> **Assignment**
Using the listing below, say how many lines have the string "Results" in them, giving the number alone.

######

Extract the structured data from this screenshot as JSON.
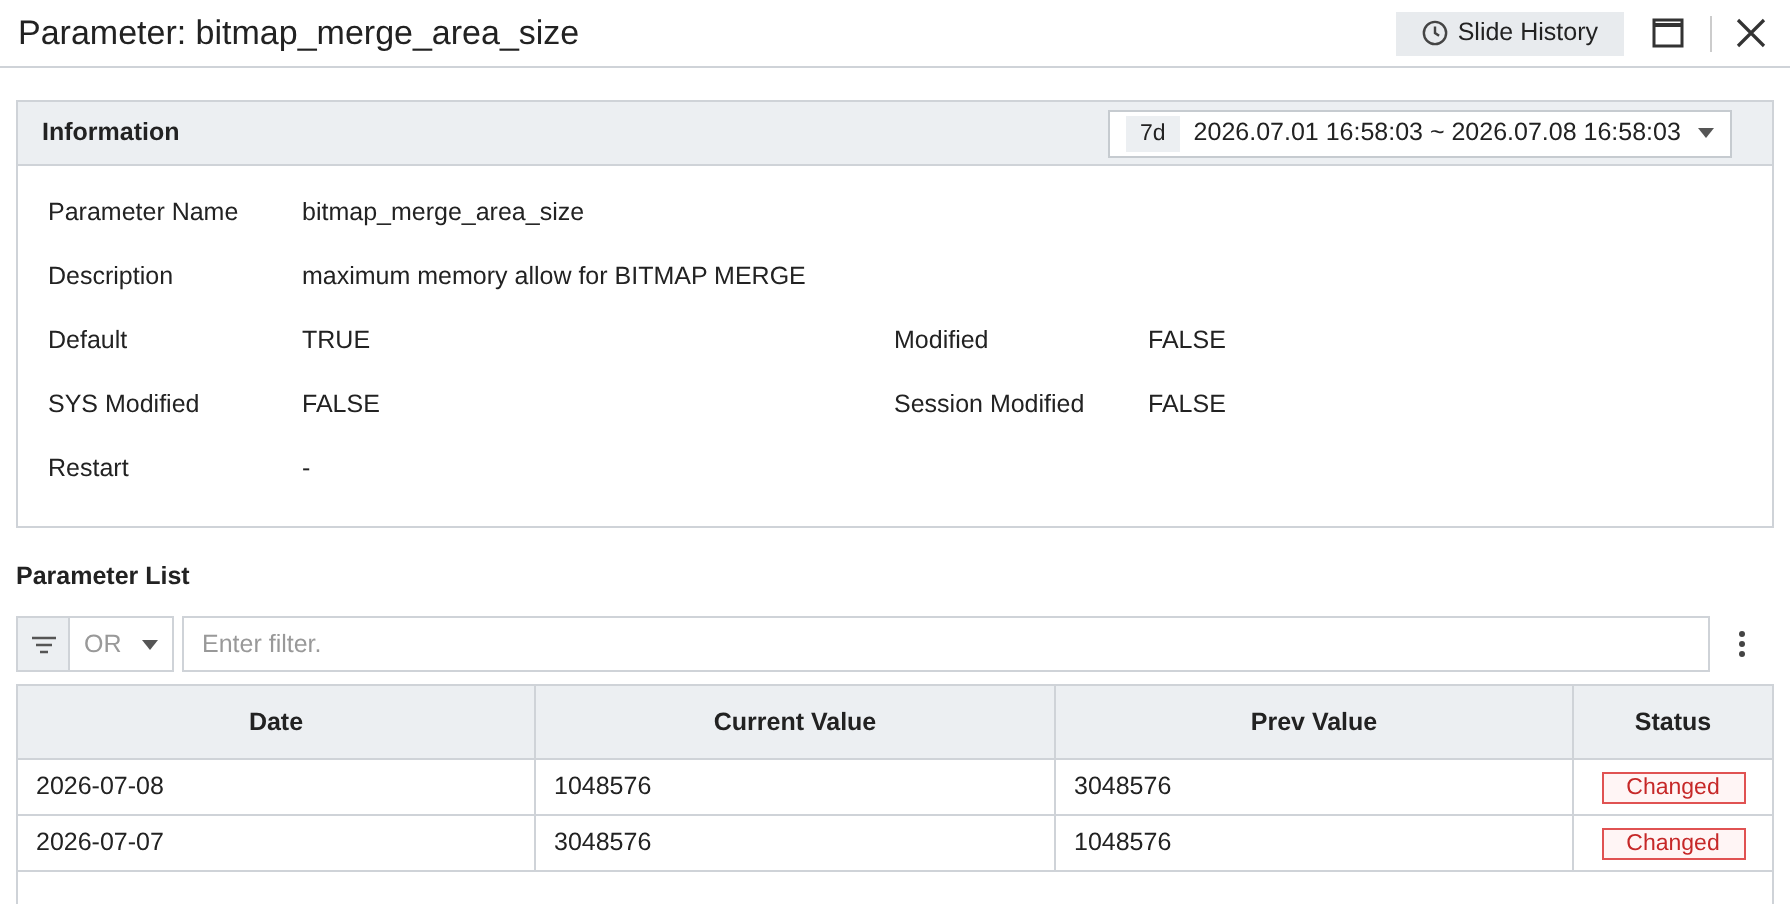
{
  "window": {
    "title": "Parameter: bitmap_merge_area_size",
    "slide_history_button": "Slide History"
  },
  "information": {
    "title": "Information",
    "range_badge": "7d",
    "range": "2026.07.01 16:58:03 ~ 2026.07.08 16:58:03",
    "rows": [
      [
        {
          "label": "Parameter Name",
          "value": "bitmap_merge_area_size"
        }
      ],
      [
        {
          "label": "Description",
          "value": "maximum memory allow for BITMAP MERGE"
        }
      ],
      [
        {
          "label": "Default",
          "value": "TRUE"
        },
        {
          "label": "Modified",
          "value": "FALSE"
        }
      ],
      [
        {
          "label": "SYS Modified",
          "value": "FALSE"
        },
        {
          "label": "Session Modified",
          "value": "FALSE"
        }
      ],
      [
        {
          "label": "Restart",
          "value": "-"
        }
      ]
    ]
  },
  "parameter_list": {
    "title": "Parameter List",
    "operator": "OR",
    "filter_placeholder": "Enter filter.",
    "columns": [
      "Date",
      "Current Value",
      "Prev Value",
      "Status"
    ],
    "rows": [
      {
        "date": "2026-07-08",
        "current": "1048576",
        "prev": "3048576",
        "status": {
          "text": "Changed",
          "kind": "changed"
        }
      },
      {
        "date": "2026-07-07",
        "current": "3048576",
        "prev": "1048576",
        "status": {
          "text": "Changed",
          "kind": "changed"
        }
      }
    ]
  }
}
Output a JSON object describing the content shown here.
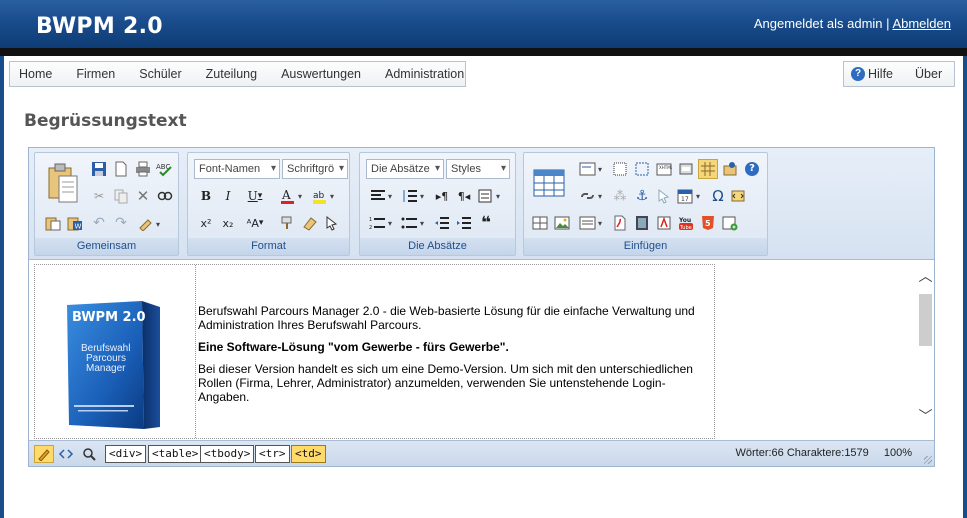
{
  "app": {
    "title": "BWPM 2.0"
  },
  "login": {
    "text": "Angemeldet als admin",
    "separator": "|",
    "logout": "Abmelden"
  },
  "nav": {
    "items": [
      "Home",
      "Firmen",
      "Schüler",
      "Zuteilung",
      "Auswertungen",
      "Administration"
    ],
    "help": "Hilfe",
    "about": "Über"
  },
  "page": {
    "title": "Begrüssungstext"
  },
  "ribbon": {
    "groups": [
      "Gemeinsam",
      "Format",
      "Die Absätze",
      "Einfügen"
    ],
    "font_name": "Font-Namen",
    "font_size": "Schriftgrö",
    "paragraph": "Die Absätze",
    "styles": "Styles"
  },
  "product_box": {
    "title": "BWPM 2.0",
    "subtitle_1": "Berufswahl",
    "subtitle_2": "Parcours",
    "subtitle_3": "Manager"
  },
  "document": {
    "p1": "Berufswahl Parcours Manager 2.0 - die Web-basierte Lösung für die einfache Verwaltung und Administration Ihres Berufswahl Parcours.",
    "p2": "Eine Software-Lösung \"vom Gewerbe - fürs Gewerbe\".",
    "p3": "Bei dieser Version handelt es sich um eine Demo-Version. Um sich mit den unterschiedlichen Rollen (Firma, Lehrer, Administrator) anzumelden, verwenden Sie untenstehende Login-Angaben."
  },
  "statusbar": {
    "tags": [
      "<div>",
      "<table>",
      "<tbody>",
      "<tr>",
      "<td>"
    ],
    "active_tag": "<td>",
    "stats": "Wörter:66 Charaktere:1579",
    "zoom": "100%"
  },
  "colors": {
    "header": "#1b4e8e",
    "accent": "#2d6cc0",
    "active_tag": "#ffd96a"
  }
}
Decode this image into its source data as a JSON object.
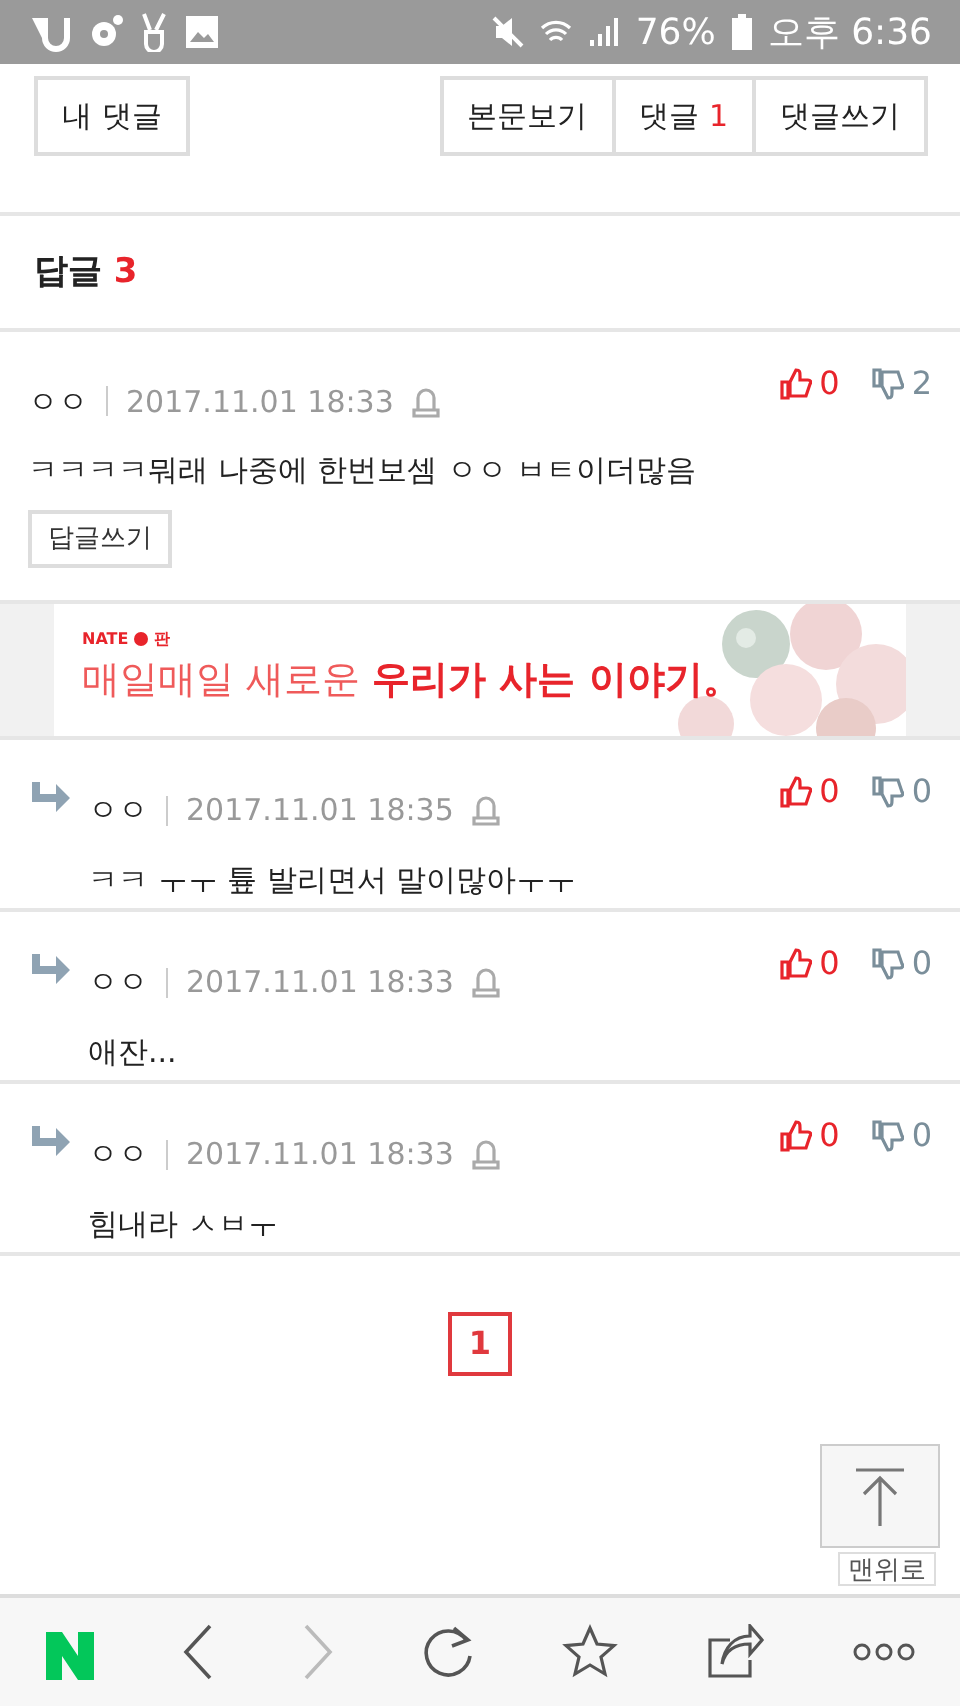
{
  "status_bar": {
    "battery": "76%",
    "time": "오후 6:36"
  },
  "top_nav": {
    "my_comments": "내 댓글",
    "tabs": [
      {
        "label": "본문보기"
      },
      {
        "label": "댓글",
        "count": "1"
      },
      {
        "label": "댓글쓰기"
      }
    ]
  },
  "replies_header": {
    "label": "답글",
    "count": "3"
  },
  "comments": [
    {
      "kind": "comment",
      "author": "ㅇㅇ",
      "date": "2017.11.01 18:33",
      "text": "ㅋㅋㅋㅋ뭐래 나중에 한번보셈 ㅇㅇ ㅂㅌ이더많음",
      "likes": "0",
      "dislikes": "2",
      "reply_button": "답글쓰기"
    },
    {
      "kind": "ad",
      "brand": "NATE",
      "brand_sub": "판",
      "headline": "매일매일 새로운",
      "headline_strong": "우리가 사는 이야기。"
    },
    {
      "kind": "reply",
      "author": "ㅇㅇ",
      "date": "2017.11.01 18:35",
      "text": "ㅋㅋ ㅜㅜ 튶 발리면서 말이많아ㅜㅜ",
      "likes": "0",
      "dislikes": "0"
    },
    {
      "kind": "reply",
      "author": "ㅇㅇ",
      "date": "2017.11.01 18:33",
      "text": "애잔...",
      "likes": "0",
      "dislikes": "0"
    },
    {
      "kind": "reply",
      "author": "ㅇㅇ",
      "date": "2017.11.01 18:33",
      "text": "힘내라 ㅅㅂㅜ",
      "likes": "0",
      "dislikes": "0"
    }
  ],
  "pagination": [
    {
      "label": "1",
      "selected": true
    }
  ],
  "top_button": {
    "label": "맨위로"
  },
  "toolbar": {
    "forward_disabled": true
  }
}
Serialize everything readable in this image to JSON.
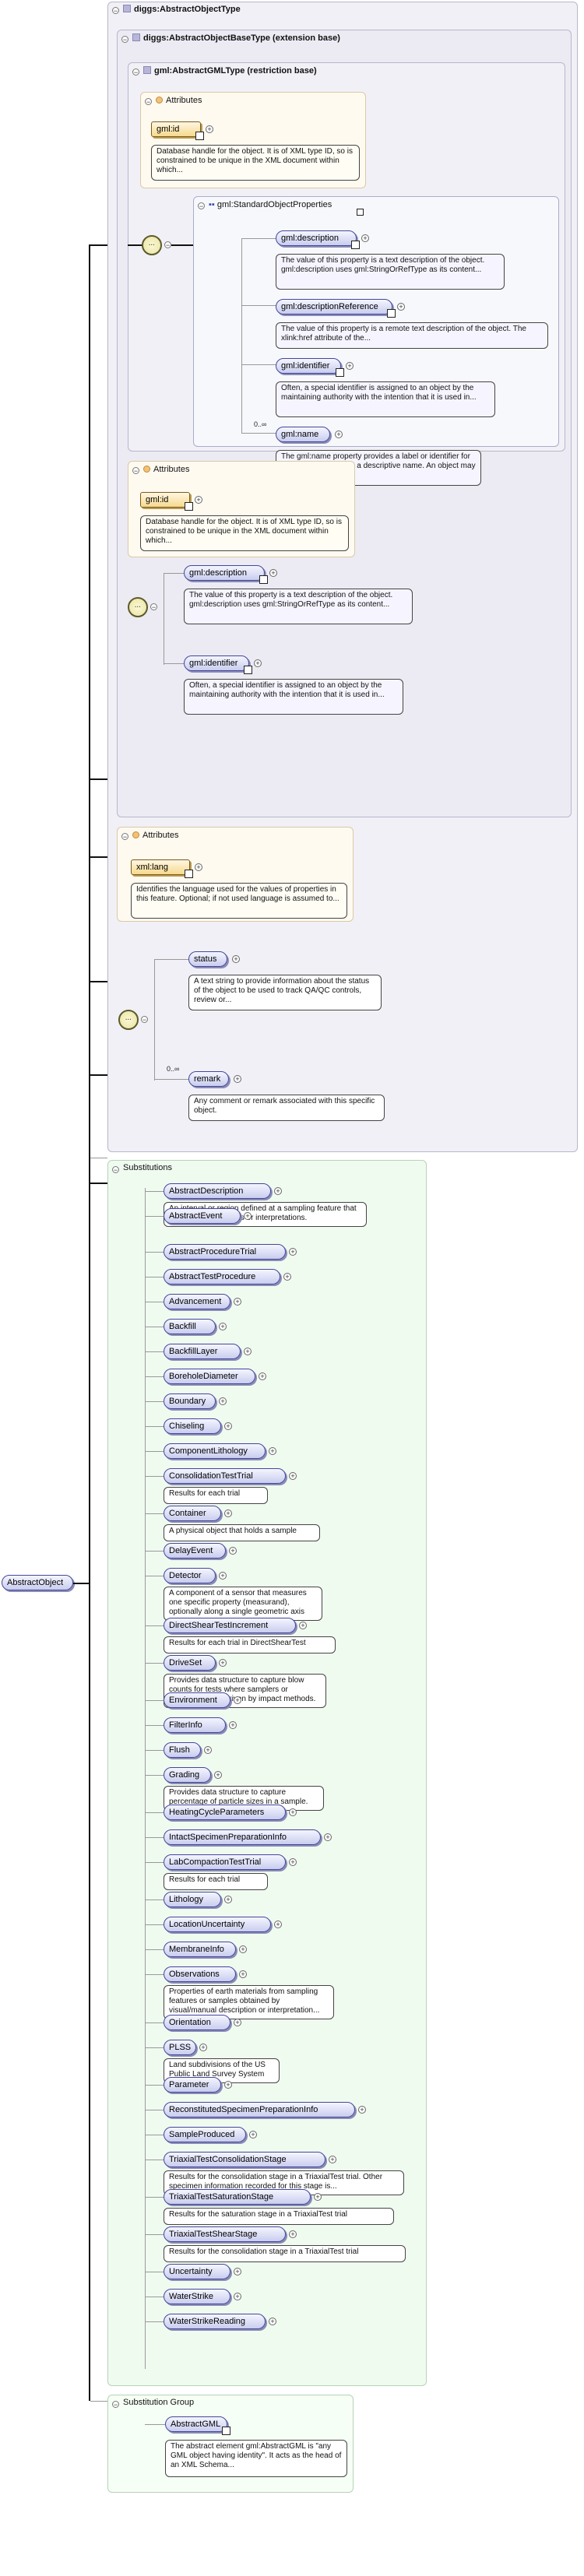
{
  "root": {
    "label": "AbstractObject"
  },
  "types": {
    "object_type": "diggs:AbstractObjectType",
    "base_type": "diggs:AbstractObjectBaseType (extension base)",
    "gml_type": "gml:AbstractGMLType (restriction base)",
    "std_props": "gml:StandardObjectProperties"
  },
  "labels": {
    "attributes": "Attributes",
    "substitutions": "Substitutions",
    "substitution_group": "Substitution Group",
    "occurrence": "0..∞"
  },
  "gml_attr": {
    "name": "gml:id",
    "doc": "Database handle for the object. It is of XML type ID, so is constrained to be unique in the XML document within which..."
  },
  "std_elements": [
    {
      "name": "gml:description",
      "doc": "The value of this property is a text description of the object. gml:description uses gml:StringOrRefType as its content..."
    },
    {
      "name": "gml:descriptionReference",
      "doc": "The value of this property is a remote text description of the object. The xlink:href attribute of the..."
    },
    {
      "name": "gml:identifier",
      "doc": "Often, a special identifier is assigned to an object by the maintaining authority with the intention that it is used in..."
    },
    {
      "name": "gml:name",
      "doc": "The gml:name property provides a label or identifier for the object, commonly a descriptive name. An object may have..."
    }
  ],
  "base_attr": {
    "name": "gml:id",
    "doc": "Database handle for the object. It is of XML type ID, so is constrained to be unique in the XML document within which..."
  },
  "base_elements": [
    {
      "name": "gml:description",
      "doc": "The value of this property is a text description of the object. gml:description uses gml:StringOrRefType as its content..."
    },
    {
      "name": "gml:identifier",
      "doc": "Often, a special identifier is assigned to an object by the maintaining authority with the intention that it is used in..."
    }
  ],
  "object_attr": {
    "name": "xml:lang",
    "doc": "Identifies the language used for the values of properties in this feature. Optional; if not used language is assumed to..."
  },
  "object_elements": [
    {
      "name": "status",
      "doc": "A text string to provide information about the status of the object to be used to track QA/QC controls, review or..."
    },
    {
      "name": "remark",
      "doc": "Any comment or remark associated with this specific object."
    }
  ],
  "substitutions": [
    {
      "name": "AbstractDescription",
      "doc": "An interval or region defined at a sampling feature that contains observations or interpretations."
    },
    {
      "name": "AbstractEvent",
      "doc": ""
    },
    {
      "name": "AbstractProcedureTrial",
      "doc": ""
    },
    {
      "name": "AbstractTestProcedure",
      "doc": ""
    },
    {
      "name": "Advancement",
      "doc": ""
    },
    {
      "name": "Backfill",
      "doc": ""
    },
    {
      "name": "BackfillLayer",
      "doc": ""
    },
    {
      "name": "BoreholeDiameter",
      "doc": ""
    },
    {
      "name": "Boundary",
      "doc": ""
    },
    {
      "name": "Chiseling",
      "doc": ""
    },
    {
      "name": "ComponentLithology",
      "doc": ""
    },
    {
      "name": "ConsolidationTestTrial",
      "doc": "Results for each trial"
    },
    {
      "name": "Container",
      "doc": "A physical object that holds a sample"
    },
    {
      "name": "DelayEvent",
      "doc": ""
    },
    {
      "name": "Detector",
      "doc": "A component of a sensor that measures one specific property (measurand), optionally along a single geometric axis"
    },
    {
      "name": "DirectShearTestIncrement",
      "doc": "Results for each trial in DirectShearTest"
    },
    {
      "name": "DriveSet",
      "doc": "Provides data structure to capture blow counts for tests where samplers or instruments are driven by impact methods."
    },
    {
      "name": "Environment",
      "doc": ""
    },
    {
      "name": "FilterInfo",
      "doc": ""
    },
    {
      "name": "Flush",
      "doc": ""
    },
    {
      "name": "Grading",
      "doc": "Provides data structure to capture percentage of particle sizes in a sample."
    },
    {
      "name": "HeatingCycleParameters",
      "doc": ""
    },
    {
      "name": "IntactSpecimenPreparationInfo",
      "doc": ""
    },
    {
      "name": "LabCompactionTestTrial",
      "doc": "Results for each trial"
    },
    {
      "name": "Lithology",
      "doc": ""
    },
    {
      "name": "LocationUncertainty",
      "doc": ""
    },
    {
      "name": "MembraneInfo",
      "doc": ""
    },
    {
      "name": "Observations",
      "doc": "Properties of earth materials from sampling features or samples obtained by visual/manual description or interpretation..."
    },
    {
      "name": "Orientation",
      "doc": ""
    },
    {
      "name": "PLSS",
      "doc": "Land subdivisions of the US Public Land Survey System"
    },
    {
      "name": "Parameter",
      "doc": ""
    },
    {
      "name": "ReconstitutedSpecimenPreparationInfo",
      "doc": ""
    },
    {
      "name": "SampleProduced",
      "doc": ""
    },
    {
      "name": "TriaxialTestConsolidationStage",
      "doc": "Results for the consolidation stage in a TriaxialTest trial. Other specimen information recorded for this stage is..."
    },
    {
      "name": "TriaxialTestSaturationStage",
      "doc": "Results for the saturation stage in a TriaxialTest trial"
    },
    {
      "name": "TriaxialTestShearStage",
      "doc": "Results for the consolidation stage in a TriaxialTest trial"
    },
    {
      "name": "Uncertainty",
      "doc": ""
    },
    {
      "name": "WaterStrike",
      "doc": ""
    },
    {
      "name": "WaterStrikeReading",
      "doc": ""
    }
  ],
  "group": {
    "name": "AbstractGML",
    "doc": "The abstract element gml:AbstractGML is \"any GML object having identity\". It acts as the head of an XML Schema..."
  }
}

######

> **Exercise result**
6